‘Ahe’ey’ Review

“Ahe’ey” is a new novel by debut author Jamie Le Fay. It follows Morgan, proud feminist and progressive, and her infatuation and eventual entanglement with the mysterious Gabriel. It’s a fantasy novel with a strong political slant, that miraculously manages to do both things well.

The novel succeeds by placing the tumultuous, patriarchal U.S. that we all know alongside the fantastical realm of Ahe’ey, a violent and war-torn matriarchy rampant with misandry and class-ism. By showing both sides of the coin, and leaving Morgan to navigate both worlds, Le Fay effectively eliminates the need to explain her stance: equality is clearly the goal.

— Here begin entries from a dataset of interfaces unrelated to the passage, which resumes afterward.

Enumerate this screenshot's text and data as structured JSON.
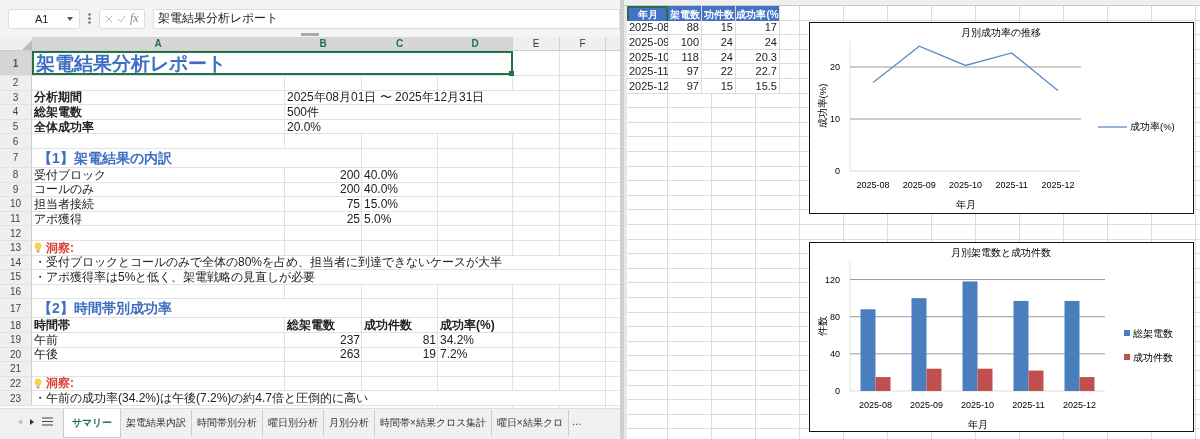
{
  "left_window": {
    "formula_bar": {
      "cell_ref": "A1",
      "fx": "fx",
      "formula": "架電結果分析レポート"
    },
    "columns": [
      {
        "label": "A",
        "selected": true
      },
      {
        "label": "B",
        "selected": true
      },
      {
        "label": "C",
        "selected": true
      },
      {
        "label": "D",
        "selected": true
      },
      {
        "label": "E",
        "selected": false
      },
      {
        "label": "F",
        "selected": false
      }
    ],
    "rows": [
      {
        "number": "1",
        "selected": true,
        "kind": "title",
        "cells": [
          "架電結果分析レポート"
        ]
      },
      {
        "number": "2",
        "selected": false,
        "kind": "blank"
      },
      {
        "number": "3",
        "selected": false,
        "kind": "field",
        "cells": [
          "分析期間",
          "2025年08月01日 〜 2025年12月31日"
        ]
      },
      {
        "number": "4",
        "selected": false,
        "kind": "field",
        "cells": [
          "総架電数",
          "500件"
        ]
      },
      {
        "number": "5",
        "selected": false,
        "kind": "field",
        "cells": [
          "全体成功率",
          "20.0%"
        ]
      },
      {
        "number": "6",
        "selected": false,
        "kind": "blank"
      },
      {
        "number": "7",
        "selected": false,
        "kind": "section",
        "cells": [
          "【1】架電結果の内訳"
        ]
      },
      {
        "number": "8",
        "selected": false,
        "kind": "breakdown",
        "cells": [
          "受付ブロック",
          "200",
          "40.0%"
        ]
      },
      {
        "number": "9",
        "selected": false,
        "kind": "breakdown",
        "cells": [
          "コールのみ",
          "200",
          "40.0%"
        ]
      },
      {
        "number": "10",
        "selected": false,
        "kind": "breakdown",
        "cells": [
          "担当者接続",
          "75",
          "15.0%"
        ]
      },
      {
        "number": "11",
        "selected": false,
        "kind": "breakdown",
        "cells": [
          "アポ獲得",
          "25",
          "5.0%"
        ]
      },
      {
        "number": "12",
        "selected": false,
        "kind": "blank"
      },
      {
        "number": "13",
        "selected": false,
        "kind": "insight",
        "cells": [
          "洞察:"
        ]
      },
      {
        "number": "14",
        "selected": false,
        "kind": "note",
        "cells": [
          "・受付ブロックとコールのみで全体の80%を占め、担当者に到達できないケースが大半"
        ]
      },
      {
        "number": "15",
        "selected": false,
        "kind": "note",
        "cells": [
          "・アポ獲得率は5%と低く、架電戦略の見直しが必要"
        ]
      },
      {
        "number": "16",
        "selected": false,
        "kind": "blank"
      },
      {
        "number": "17",
        "selected": false,
        "kind": "section",
        "cells": [
          "【2】時間帯別成功率"
        ]
      },
      {
        "number": "18",
        "selected": false,
        "kind": "header",
        "cells": [
          "時間帯",
          "総架電数",
          "成功件数",
          "成功率(%)"
        ]
      },
      {
        "number": "19",
        "selected": false,
        "kind": "data",
        "cells": [
          "午前",
          "237",
          "81",
          "34.2%"
        ]
      },
      {
        "number": "20",
        "selected": false,
        "kind": "data",
        "cells": [
          "午後",
          "263",
          "19",
          "7.2%"
        ]
      },
      {
        "number": "21",
        "selected": false,
        "kind": "blank"
      },
      {
        "number": "22",
        "selected": false,
        "kind": "insight",
        "cells": [
          "洞察:"
        ]
      },
      {
        "number": "23",
        "selected": false,
        "kind": "note",
        "cells": [
          "・午前の成功率(34.2%)は午後(7.2%)の約4.7倍と圧倒的に高い"
        ]
      }
    ],
    "sheet_tabs": [
      {
        "label": "サマリー",
        "selected": true
      },
      {
        "label": "架電結果内訳",
        "selected": false
      },
      {
        "label": "時間帯別分析",
        "selected": false
      },
      {
        "label": "曜日別分析",
        "selected": false
      },
      {
        "label": "月別分析",
        "selected": false
      },
      {
        "label": "時間帯×結果クロス集計",
        "selected": false
      },
      {
        "label": "曜日×結果クロ",
        "selected": false
      }
    ],
    "more_tabs": "…"
  },
  "right_window": {
    "table": {
      "columns": [
        {
          "label": "年月",
          "selected": true
        },
        {
          "label": "架電数",
          "selected": false
        },
        {
          "label": "功件数",
          "selected": false
        },
        {
          "label": "成功率(%",
          "selected": false
        }
      ],
      "rows": [
        [
          "2025-08",
          "88",
          "15",
          "17"
        ],
        [
          "2025-09",
          "100",
          "24",
          "24"
        ],
        [
          "2025-10",
          "118",
          "24",
          "20.3"
        ],
        [
          "2025-11",
          "97",
          "22",
          "22.7"
        ],
        [
          "2025-12",
          "97",
          "15",
          "15.5"
        ]
      ]
    },
    "charts": [
      {
        "chart_data": {
          "type": "line",
          "title": "月別成功率の推移",
          "xlabel": "年月",
          "ylabel": "成功率(%)",
          "categories": [
            "2025-08",
            "2025-09",
            "2025-10",
            "2025-11",
            "2025-12"
          ],
          "ylim": [
            0,
            25
          ],
          "yticks": [
            0,
            10,
            20
          ],
          "grid": true,
          "legend": true,
          "series": [
            {
              "name": "成功率(%)",
              "color": "#5b8cc8",
              "values": [
                17,
                24,
                20.3,
                22.7,
                15.5
              ]
            }
          ]
        }
      },
      {
        "chart_data": {
          "type": "bar",
          "title": "月別架電数と成功件数",
          "xlabel": "年月",
          "ylabel": "件数",
          "categories": [
            "2025-08",
            "2025-09",
            "2025-10",
            "2025-11",
            "2025-12"
          ],
          "ylim": [
            0,
            140
          ],
          "yticks": [
            0,
            40,
            80,
            120
          ],
          "grid": true,
          "legend": true,
          "series": [
            {
              "name": "総架電数",
              "color": "#4a7ebf",
              "values": [
                88,
                100,
                118,
                97,
                97
              ]
            },
            {
              "name": "成功件数",
              "color": "#c0504d",
              "values": [
                15,
                24,
                24,
                22,
                15
              ]
            }
          ]
        }
      }
    ]
  }
}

This set-up is all that is necessary to accomplish Le Fay’s agenda, but the dialogue is still ridden with political commentary that often became distracting and somewhat preachy.

For example comparisons between the novel’s presidential candidate and infamous bigot Walter Zanus and the campaign and platform of the current U.S. president are beaten into the ground. It’s clear who and what Zanus represents from the moment his character is introduced in a viral video, so the reiteration of these comparisons — and, let’s be frank, the name Walter Zanus — are crude and off-putting in a novel that otherwise retains the moral and intellectual high ground.

It is my opinion that if the politics took a subtler, backseat role to the story, the message of “Ahe’ey” would reach larger audiences.

The story speaks for itself; Morgan is every feminist bookworm’s dream come true. She practically echoed my thoughts on her romance, and by extension that of every fantasy femme fatale, as she struggled to maintain her ideals and self-respect and yet still give grace to the man with whom she is falling in love.

“Ahe’ey” is engaging and well-paced, with interesting characters and rich, colorful fantasy. The dialogue occasionally sounds canned or rehearsed, but if the characters were allowed to shine through the political agenda, they could easily develop more natural relationships and conversations. They’re so close as it is.

I give “Ahe’ey” 4.5/5 stars for its powerful message and high ideals, and hope that the story guides many young men and women to the same philosophies.

“Ahe’ey” was officially released to the world today, and can be found on Amazon and Barnes & Noble.

XX. Shelby Jo